British film has experienced a remarkable revival this calendar year. On a commercial scale, the top three films at the UK box office are The King’s Speech, Harry Potter and the Deathly Hallows: Part 2 and The Inbetweeners. Although the middle film is produced by Warner Bros., it is an unmistakably British franchise.
The quantity of cash raked in by the aforementioned trio is complemented by quality too. Although as someone who hasn’t seen The Inbetweeners film I can’t pass judgement on how it translated on to the cinema screen. But aside from the money-makers, the smaller films have also made it a vintage year for Blighty’s previously ailing and clichéd industry.
It was at the British Independent Film awards on Sunday night where the quality was keenly felt. Tinker Tailor Soldier Spy, Tyrannosaur, Shame, We Need to Talk About Kevin and Senna were the best picture nominees and could (or is that should) have the same accolade bestowed upon them Stateside. (Unfathomably, the American Academy of Motion Picture Arts and Sciences have not shortlisted Senna for best documentary, let alone best picture though.)
Unfortunately the quandary is that the public hasn’t seen some of them. This is not by virtue of laziness but via the lack of screens showing British films, which answers the question why British pictures were getting marginalised.
TTSS is an exception because it was a British blockbuster. There was palpable zeal ahead of its release thanks to the starry and home-grown cast blending the old (Gary Oldman and Colin Firth) and the young (Tom Hardy and Benedict Cumberbatch) as well as two blinding trailers. That’s without mentioning that it is based on an international bestseller and the memory of its revered 1979 BBC series.
Asif Kapadia’s Senna excelled because it innovatively used archive footage to tell the journey of a force of nature who tragically met his demise far too early. But because it was a documentary, it was allotted a limited release – and yet it still set a UK box office record for a documentary of £375,000 on its opening weekend.
Such success should provide ample evidence that the British cinema-goer is not that shallow or vacuous. And yet both Tyrannosaur and We Need to Talk About Kevin, two films which received immense buzz prior to their opening day, were only screened at selected cinemas. The majority of the public cannot justify forking out money on transport to see a film.
Last week I could not find a single cinema in my county (Kent) showing Terrence Davies’ The Deep Blue Sea – another British film. It is not a micro-budget production; it features Rachel Weisz and Tom Hiddleston in what has been likened to David Lean’s sweeping classic Brief Encounter (1946). Mercifully Lean is not directing in this era, otherwise we may never have known his grandiose gems.
Shame is exempted because it has yet to be released (it played at the London Film Festival, hence why it qualifies for accolades in 2011). Yet that too will inevitably appear only in selected cinemas because it's about a sex addict, played by Michael Fassbender, and acquired the dreaded NC-17 certificate in the US.

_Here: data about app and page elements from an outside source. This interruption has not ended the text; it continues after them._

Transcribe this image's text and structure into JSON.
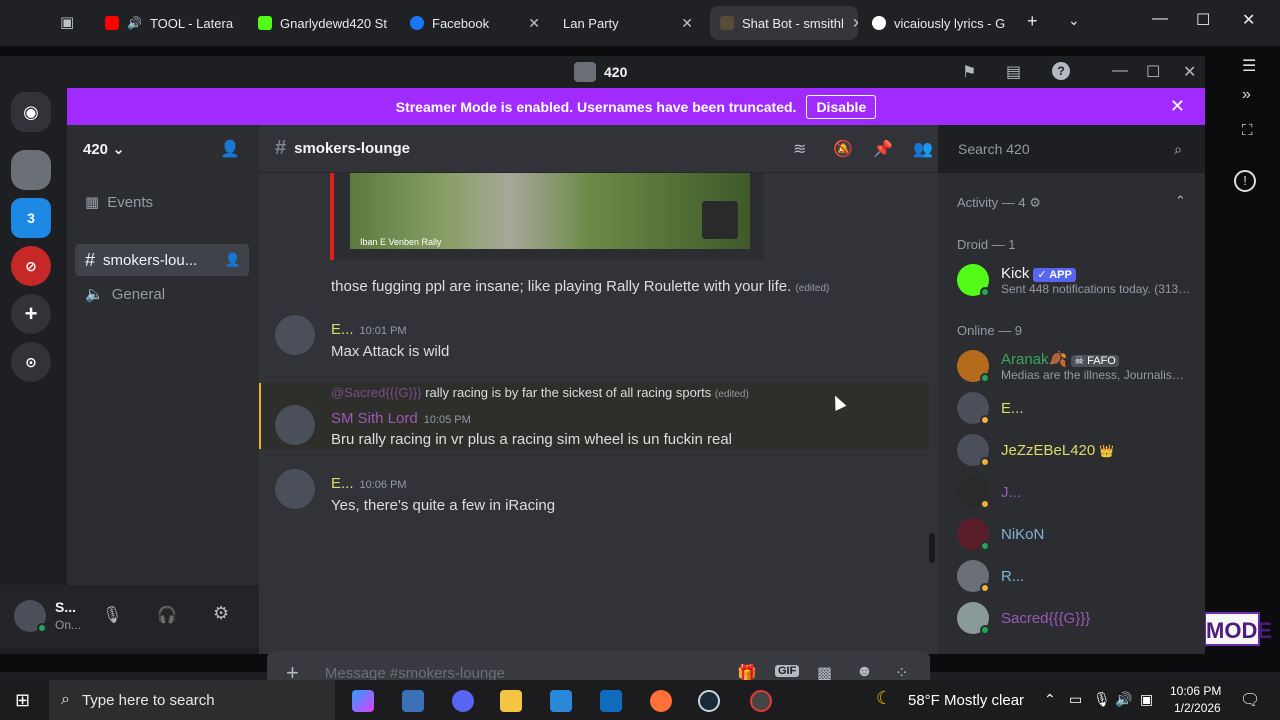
{
  "browser": {
    "tabs": [
      {
        "title": "TOOL - Latera",
        "color": "#ff0000"
      },
      {
        "title": "Gnarlydewd420 St",
        "color": "#53fc18"
      },
      {
        "title": "Facebook",
        "color": "#1877f2"
      },
      {
        "title": "Lan Party",
        "color": "#202124"
      },
      {
        "title": "Shat Bot - smsithl",
        "color": "#5a4a3a"
      },
      {
        "title": "vicaiously lyrics - G",
        "color": "#4285f4"
      }
    ]
  },
  "discord": {
    "window_title": "420",
    "banner": {
      "text": "Streamer Mode is enabled. Usernames have been truncated.",
      "button": "Disable"
    },
    "guild_name": "420",
    "channels": [
      {
        "label": "Events",
        "icon": "calendar-icon"
      },
      {
        "label": "smokers-lou...",
        "icon": "hash-icon"
      },
      {
        "label": "General",
        "icon": "speaker-icon"
      }
    ],
    "server_badge": "3",
    "channel_header": "smokers-lounge",
    "search_placeholder": "Search 420",
    "embed_caption": "Iban E Venben Rally",
    "messages": [
      {
        "text": "those fugging ppl are insane;  like playing Rally Roulette with your life.",
        "edited": "(edited)"
      },
      {
        "user": "E...",
        "time": "10:01 PM",
        "text": "Max Attack is wild",
        "color": "#dcdb6a"
      },
      {
        "reply_user": "@Sacred{{{G}}}",
        "reply_text": "rally racing is by far the sickest of all racing sports",
        "reply_edited": "(edited)",
        "user": "SM Sith Lord",
        "time": "10:05 PM",
        "text": "Bru rally racing in vr plus a racing sim wheel is un fuckin real",
        "color": "#9b59b6"
      },
      {
        "user": "E...",
        "time": "10:06 PM",
        "text": "Yes, there's quite a few in iRacing",
        "color": "#dcdb6a"
      }
    ],
    "composer_placeholder": "Message #smokers-lounge",
    "user_panel": {
      "name": "S...",
      "status": "On..."
    },
    "members": {
      "activity_header": "Activity — 4",
      "droid_header": "Droid — 1",
      "online_header": "Online — 9",
      "droid": [
        {
          "name": "Kick",
          "badge": "✓ APP",
          "sub": "Sent 448 notifications today. (3131 ...",
          "color": "#f2f3f5"
        }
      ],
      "online": [
        {
          "name": "Aranak🍂",
          "tag": "FAFO",
          "sub": "Medias are the illness, Journalism ...",
          "color": "#3ba55d"
        },
        {
          "name": "E...",
          "color": "#dcdb6a"
        },
        {
          "name": "JeZzEBeL420",
          "crown": "👑",
          "color": "#dcdb6a"
        },
        {
          "name": "J...",
          "color": "#9b59b6"
        },
        {
          "name": "NiKoN",
          "color": "#7fb3d5"
        },
        {
          "name": "R...",
          "color": "#7fb3d5"
        },
        {
          "name": "Sacred{{{G}}}",
          "color": "#9b59b6"
        }
      ]
    }
  },
  "taskbar": {
    "search_placeholder": "Type here to search",
    "weather": "58°F  Mostly clear",
    "time": "10:06 PM",
    "date": "1/2/2026"
  },
  "overlay": {
    "mode_text": "MODE"
  }
}
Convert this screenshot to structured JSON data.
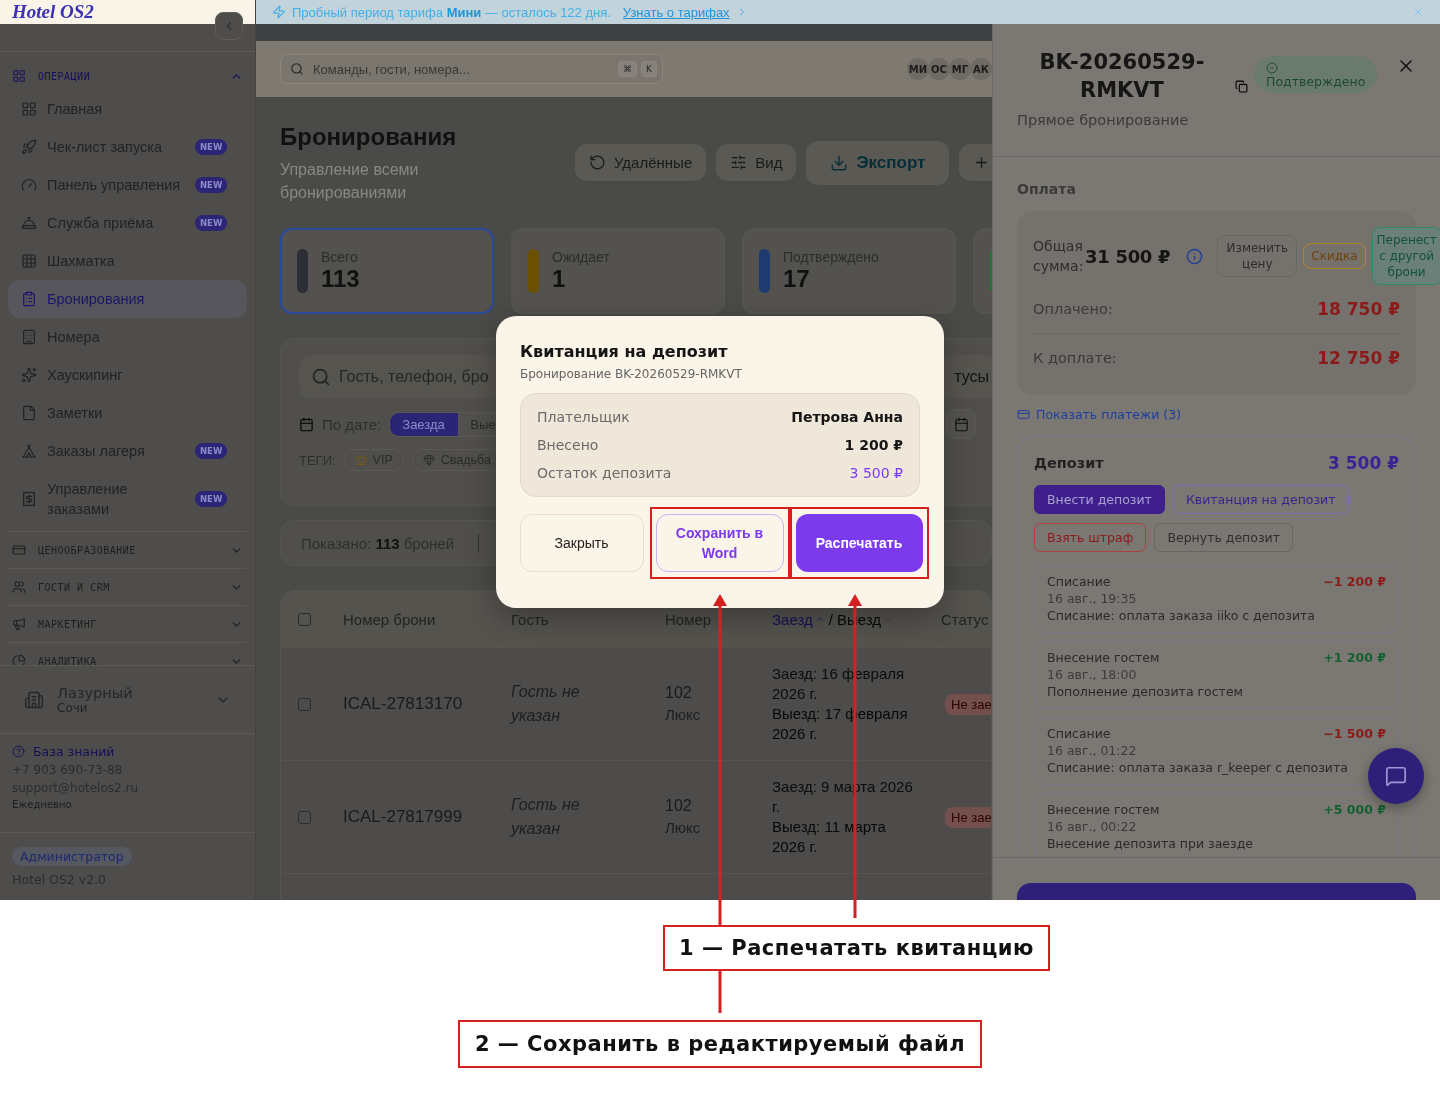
{
  "banner": {
    "text": "Пробный период тарифа **Мини** — осталось 122 дня.",
    "link": "Узнать о тарифах"
  },
  "sidebar": {
    "logo": "Hotel OS2",
    "sections": [
      {
        "title": "ОПЕРАЦИИ",
        "expanded": true,
        "items": [
          {
            "label": "Главная",
            "selected": false
          },
          {
            "label": "Чек-лист запуска",
            "selected": false,
            "badge": "NEW"
          },
          {
            "label": "Панель управления",
            "selected": false,
            "badge": "NEW"
          },
          {
            "label": "Служба приёма",
            "selected": false,
            "badge": "NEW"
          },
          {
            "label": "Шахматка",
            "selected": false
          },
          {
            "label": "Бронирования",
            "selected": true
          },
          {
            "label": "Номера",
            "selected": false
          },
          {
            "label": "Хаускипинг",
            "selected": false
          },
          {
            "label": "Заметки",
            "selected": false
          },
          {
            "label": "Заказы лагеря",
            "selected": false,
            "badge": "NEW"
          },
          {
            "label": "Управление заказами",
            "selected": false,
            "badge": "NEW"
          }
        ]
      },
      {
        "title": "ЦЕНООБРАЗОВАНИЕ",
        "expanded": false
      },
      {
        "title": "ГОСТИ И CRM",
        "expanded": false
      },
      {
        "title": "МАРКЕТИНГ",
        "expanded": false
      },
      {
        "title": "АНАЛИТИКА",
        "expanded": false
      }
    ],
    "property": {
      "name": "Лазурный",
      "city": "Сочи"
    },
    "help": {
      "link": "База знаний",
      "phone": "+7 903 690-73-88",
      "email": "support@hotelos2.ru",
      "hours": "Ежедневно"
    },
    "footer": {
      "role": "Администратор",
      "version": "Hotel OS2 v2.0"
    }
  },
  "topbar": {
    "search": {
      "placeholder": "Команды, гости, номера..."
    },
    "shortcut": [
      "⌘",
      "K"
    ],
    "avatars": [
      "МИ",
      "ОС",
      "МГ",
      "АК"
    ]
  },
  "page": {
    "title": "Бронирования",
    "subtitle": "Управление всеми бронированиями",
    "actions": [
      {
        "label": "Удалённые",
        "kind": "restore"
      },
      {
        "label": "Вид",
        "kind": "view"
      },
      {
        "label": "Экспорт",
        "kind": "export"
      },
      {
        "kind": "add"
      }
    ]
  },
  "stats": [
    {
      "label": "Всего",
      "value": "113",
      "color": "#2b2e35",
      "selected": true
    },
    {
      "label": "Ожидает",
      "value": "1",
      "color": "#6b5000",
      "selected": false
    },
    {
      "label": "Подтверждено",
      "value": "17",
      "color": "#1e3a6e",
      "selected": false
    },
    {
      "color": "#1c7a3c",
      "selected": false
    }
  ],
  "filters": {
    "search": {
      "placeholder": "Гость, телефон, бро"
    },
    "status_select": "тусы",
    "date": {
      "label": "По дате:",
      "options": [
        {
          "label": "Заезда",
          "selected": true
        },
        {
          "label": "Вые",
          "selected": false
        }
      ]
    },
    "tags": {
      "label": "ТЕГИ:",
      "items": [
        "VIP",
        "Свадьба"
      ]
    }
  },
  "summary": "Показано: **113** броней",
  "table": {
    "all_checked": false,
    "columns": [
      {
        "label": "Номер брони"
      },
      {
        "label": "Гость"
      },
      {
        "label": "Номер"
      },
      {
        "parts": [
          {
            "label": "Заезд",
            "sorted": true
          },
          {
            "label": "Выезд",
            "sorted": false
          }
        ],
        "separator": "/"
      },
      {
        "label": "Статус"
      }
    ],
    "rows": [
      {
        "checked": false,
        "id": "ICAL-27813170",
        "guest": "Гость не указан",
        "room": "102",
        "room_type": "Люкс",
        "checkin": "Заезд: 16 февраля 2026 г.",
        "checkout": "Выезд: 17 февраля 2026 г.",
        "status": "Не зае"
      },
      {
        "checked": false,
        "id": "ICAL-27817999",
        "guest": "Гость не указан",
        "room": "102",
        "room_type": "Люкс",
        "checkin": "Заезд: 9 марта 2026 г.",
        "checkout": "Выезд: 11 марта 2026 г.",
        "status": "Не зае"
      }
    ]
  },
  "drawer": {
    "title": "BK-20260529-RMKVT",
    "status": "Подтверждено",
    "subtitle": "Прямое бронирование",
    "payment": {
      "title": "Оплата",
      "total_label": "Общая сумма:",
      "total": "31 500 ₽",
      "actions": [
        {
          "label": "Изменить цену",
          "kind": "neutral"
        },
        {
          "label": "Скидка",
          "kind": "warning"
        },
        {
          "label": "Перенест с другой брони",
          "kind": "success"
        }
      ],
      "rows": [
        {
          "label": "Оплачено:",
          "value": "18 750 ₽"
        },
        {
          "label": "К доплате:",
          "value": "12 750 ₽"
        }
      ],
      "link": "Показать платежи (3)"
    },
    "deposit": {
      "title": "Депозит",
      "amount": "3 500 ₽",
      "actions": [
        {
          "label": "Внести депозит",
          "kind": "primary"
        },
        {
          "label": "Квитанция на депозит",
          "kind": "outline"
        },
        {
          "label": "Взять штраф",
          "kind": "danger"
        },
        {
          "label": "Вернуть депозит",
          "kind": "neutral"
        }
      ],
      "transactions": [
        {
          "kind": "debit",
          "title": "Списание",
          "time": "16 авг., 19:35",
          "amount": "−1 200 ₽",
          "note": "Списание: оплата заказа iiko с депозита"
        },
        {
          "kind": "credit",
          "title": "Внесение гостем",
          "time": "16 авг., 18:00",
          "amount": "+1 200 ₽",
          "note": "Пополнение депозита гостем"
        },
        {
          "kind": "debit",
          "title": "Списание",
          "time": "16 авг., 01:22",
          "amount": "−1 500 ₽",
          "note": "Списание: оплата заказа r_keeper с депозита"
        },
        {
          "kind": "credit",
          "title": "Внесение гостем",
          "time": "16 авг., 00:22",
          "amount": "+5 000 ₽",
          "note": "Внесение депозита при заезде"
        }
      ]
    }
  },
  "modal": {
    "title": "Квитанция на депозит",
    "subtitle": "Бронирование BK-20260529-RMKVT",
    "rows": [
      {
        "label": "Плательщик",
        "value": "Петрова Анна",
        "kind": "plain"
      },
      {
        "label": "Внесено",
        "value": "1 200 ₽",
        "kind": "plain"
      },
      {
        "label": "Остаток депозита",
        "value": "3 500 ₽",
        "kind": "accent"
      }
    ],
    "buttons": [
      {
        "label": "Закрыть",
        "kind": "secondary",
        "highlighted": false
      },
      {
        "label": "Сохранить в Word",
        "kind": "outline",
        "highlighted": true
      },
      {
        "label": "Распечатать",
        "kind": "primary",
        "highlighted": true
      }
    ]
  },
  "annotations": [
    "1 — Распечатать квитанцию",
    "2 — Сохранить в редактируемый файл"
  ]
}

Nevertheless, Britain’s own residents are being starved of their own films because presumably we have to engage our brains. Maybe if producers attempted to communicate with their demographic they would allow extended releases. Film in the 21st century is not in rude health, yet on the rare exception when genuine quality arrives, it has already left the platform after a fleeting stay.
Bracketing different cultures into one demographic is ignorant and punishing. Even English-speakers’ attitudes are different. Britain is a much smaller country than America, so its thought process will inevitably differ to those across the Atlantic.
Plenty of cinephiles would happily see a Michael Bay flick receive the transitory time on screen as has befallen Paddy Considine’s directorial debut or Lynne Ramsay’s return after almost a decade. Mark Kermode, on his popular Radio 5 Live podcast, listed Ramsay’s We Need to Talk About Kevin as his film of the year in October. The problem was nobody could see it.
Not that anyone should choose to, but you can’t holler ‘The British are coming!’ because how great do we know Britain has become again?